● **RECORDED DATA**
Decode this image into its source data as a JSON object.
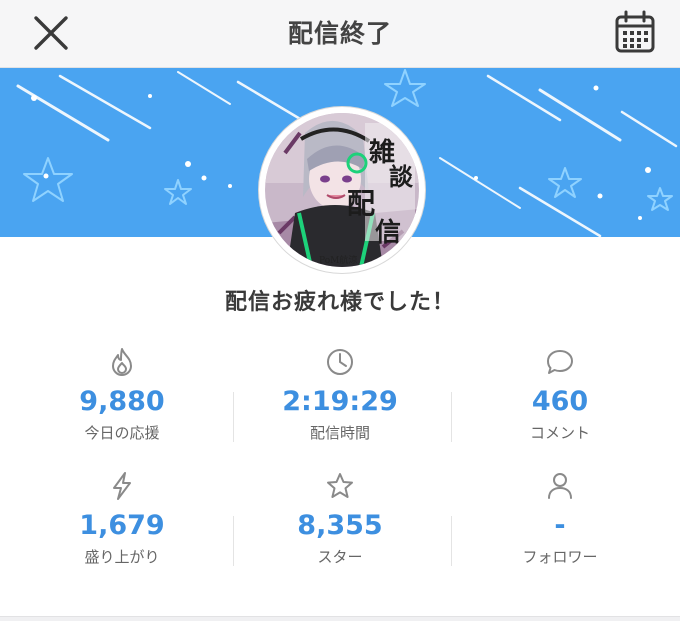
{
  "header": {
    "title": "配信終了",
    "close_icon": "close-icon",
    "calendar_icon": "calendar-icon"
  },
  "banner": {
    "color": "#4aa4f1"
  },
  "avatar": {
    "title_text": "雑談配信",
    "credit_text": "PoM航涼"
  },
  "greeting": "配信お疲れ様でした！",
  "stats": [
    {
      "icon": "flame-icon",
      "value": "9,880",
      "label": "今日の応援"
    },
    {
      "icon": "clock-icon",
      "value": "2:19:29",
      "label": "配信時間"
    },
    {
      "icon": "comment-icon",
      "value": "460",
      "label": "コメント"
    },
    {
      "icon": "lightning-icon",
      "value": "1,679",
      "label": "盛り上がり"
    },
    {
      "icon": "star-icon",
      "value": "8,355",
      "label": "スター"
    },
    {
      "icon": "person-icon",
      "value": "-",
      "label": "フォロワー"
    }
  ],
  "colors": {
    "accent": "#3d8fe0",
    "banner": "#4aa4f1",
    "icon": "#8a8a8a"
  }
}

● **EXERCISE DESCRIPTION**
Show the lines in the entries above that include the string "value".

● **ANSWER FOR THIS EXERCISE**
      "value": "9,880",
      "value": "2:19:29",
      "value": "460",
      "value": "1,679",
      "value": "8,355",
      "value": "-",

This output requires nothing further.